And why is death itself regarded so fearfully? Everything in existence is born, grows old and dies – from the Earth we dwell on to the flowers in our garden. Good thing, really, else we’d have standing room only, and there would be no renewal. One might have thought that Christians of all people would have no fear of death in the belief that what follows will be better. In all the aeons of time since the universe began, in all the illimitable reaches of space, we on this minor planet of a minor galaxy have, for one brief moment of that time, the inestimable privilege of life – to see, hear, touch, experience, learn about the extraordinary universe we live in, and the extraordinary people we meet. It seems to me sinful not to make the most, to do the best, with what we have.

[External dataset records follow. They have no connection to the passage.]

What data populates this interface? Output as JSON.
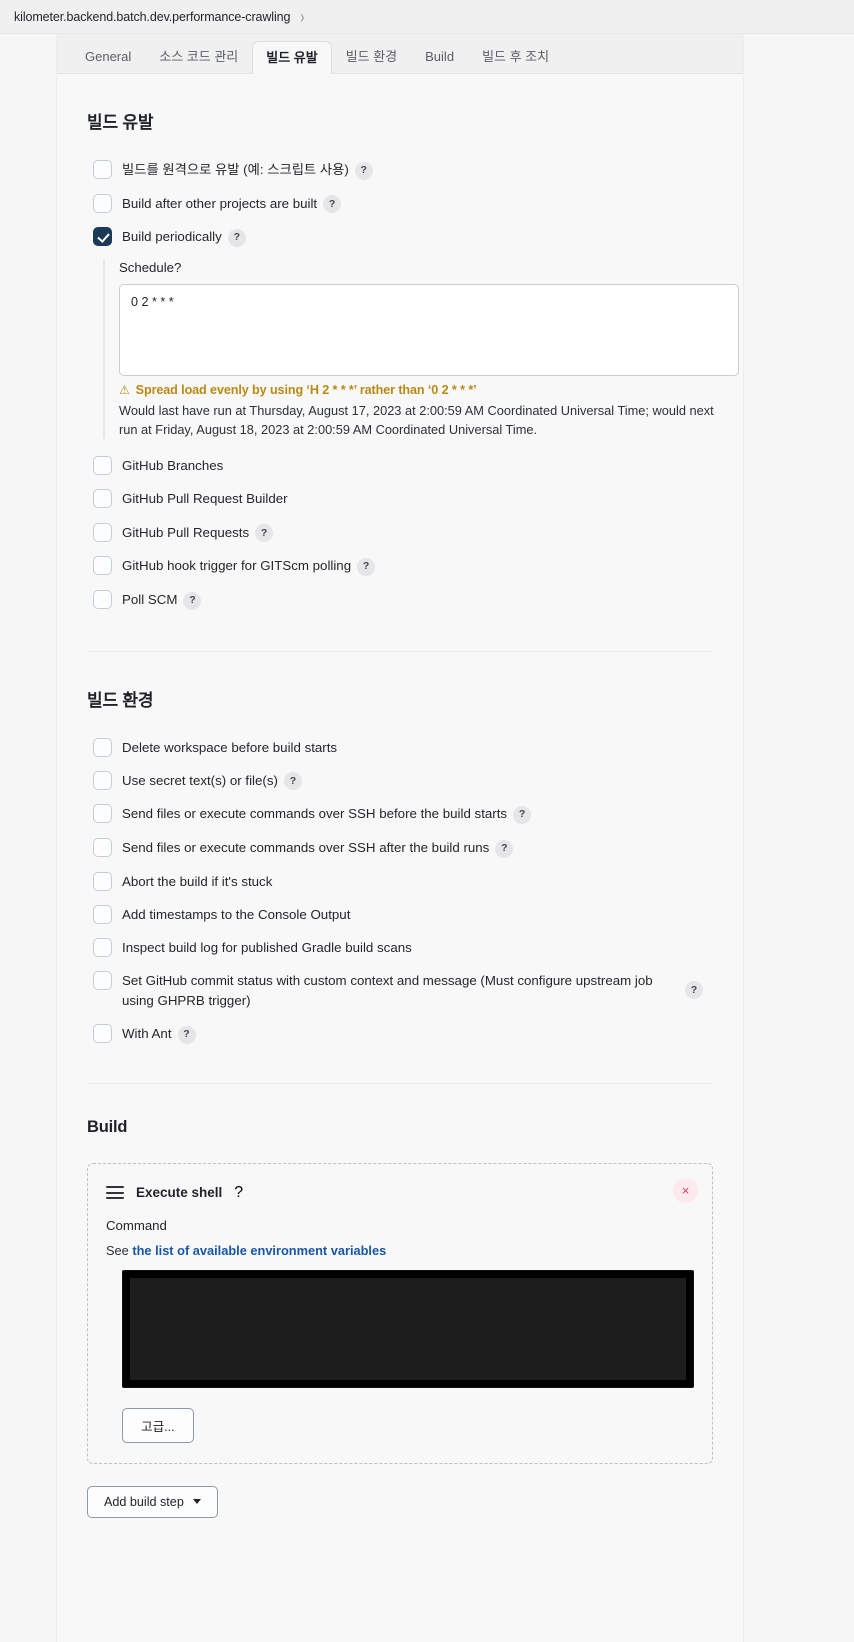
{
  "breadcrumb": {
    "job_name": "kilometer.backend.batch.dev.performance-crawling",
    "separator": "›"
  },
  "tabs": [
    {
      "label": "General",
      "active": false
    },
    {
      "label": "소스 코드 관리",
      "active": false
    },
    {
      "label": "빌드 유발",
      "active": true
    },
    {
      "label": "빌드 환경",
      "active": false
    },
    {
      "label": "Build",
      "active": false
    },
    {
      "label": "빌드 후 조치",
      "active": false
    }
  ],
  "help_glyph": "?",
  "build_triggers": {
    "title": "빌드 유발",
    "items": [
      {
        "label": "빌드를 원격으로 유발 (예: 스크립트 사용)",
        "checked": false,
        "help": true
      },
      {
        "label": "Build after other projects are built",
        "checked": false,
        "help": true
      },
      {
        "label": "Build periodically",
        "checked": true,
        "help": true
      }
    ],
    "schedule": {
      "label": "Schedule",
      "help": true,
      "value": "0 2 * * *",
      "warning": "Spread load evenly by using ‘H 2 * * *’ rather than ‘0 2 * * *’",
      "warning_icon": "⚠",
      "info": "Would last have run at Thursday, August 17, 2023 at 2:00:59 AM Coordinated Universal Time; would next run at Friday, August 18, 2023 at 2:00:59 AM Coordinated Universal Time."
    },
    "items_after": [
      {
        "label": "GitHub Branches",
        "checked": false,
        "help": false
      },
      {
        "label": "GitHub Pull Request Builder",
        "checked": false,
        "help": false
      },
      {
        "label": "GitHub Pull Requests",
        "checked": false,
        "help": true
      },
      {
        "label": "GitHub hook trigger for GITScm polling",
        "checked": false,
        "help": true
      },
      {
        "label": "Poll SCM",
        "checked": false,
        "help": true
      }
    ]
  },
  "build_environment": {
    "title": "빌드 환경",
    "items": [
      {
        "label": "Delete workspace before build starts",
        "checked": false,
        "help": false
      },
      {
        "label": "Use secret text(s) or file(s)",
        "checked": false,
        "help": true
      },
      {
        "label": "Send files or execute commands over SSH before the build starts",
        "checked": false,
        "help": true
      },
      {
        "label": "Send files or execute commands over SSH after the build runs",
        "checked": false,
        "help": true
      },
      {
        "label": "Abort the build if it's stuck",
        "checked": false,
        "help": false
      },
      {
        "label": "Add timestamps to the Console Output",
        "checked": false,
        "help": false
      },
      {
        "label": "Inspect build log for published Gradle build scans",
        "checked": false,
        "help": false
      },
      {
        "label": "Set GitHub commit status with custom context and message (Must configure upstream job using GHPRB trigger)",
        "checked": false,
        "help": true,
        "help_right": true
      },
      {
        "label": "With Ant",
        "checked": false,
        "help": true
      }
    ]
  },
  "build": {
    "title": "Build",
    "step": {
      "name": "Execute shell",
      "help": true,
      "close_glyph": "×",
      "command_label": "Command",
      "env_prefix": "See ",
      "env_link": "the list of available environment variables",
      "command_value": "",
      "advanced_button": "고급..."
    },
    "add_build_step_button": "Add build step"
  }
}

But when inexorable death is near, with whatever distress may attend that end, is it not inhuman to decree that the distress should continue to the bitter end, rather than allow peaceful release to those who earnestly wish it.?

Peggy Slater was a Wellington Member, former national councillor and former chairman of the Wellington Branch of the Humanist Society of New Zealand. She is a founding member, acting President and former President of the Voluntary Euthanasia Society. She received the Ray Carr award for outstanding services to Humanism in New Zealand in 1993.

Reproduced from New Zealand Humanist 127 September 1995

My Time to go

My time to go
My spirit is still
strong and full
Its frail cover
makes going
sensible
(Tell the Pope)
There are others
to carry on
Would you nurture
the dead flowers
in a vase,
When others are growing
– and need your tending
Life has been rich
-and will be so again
For others.

Eileen Bone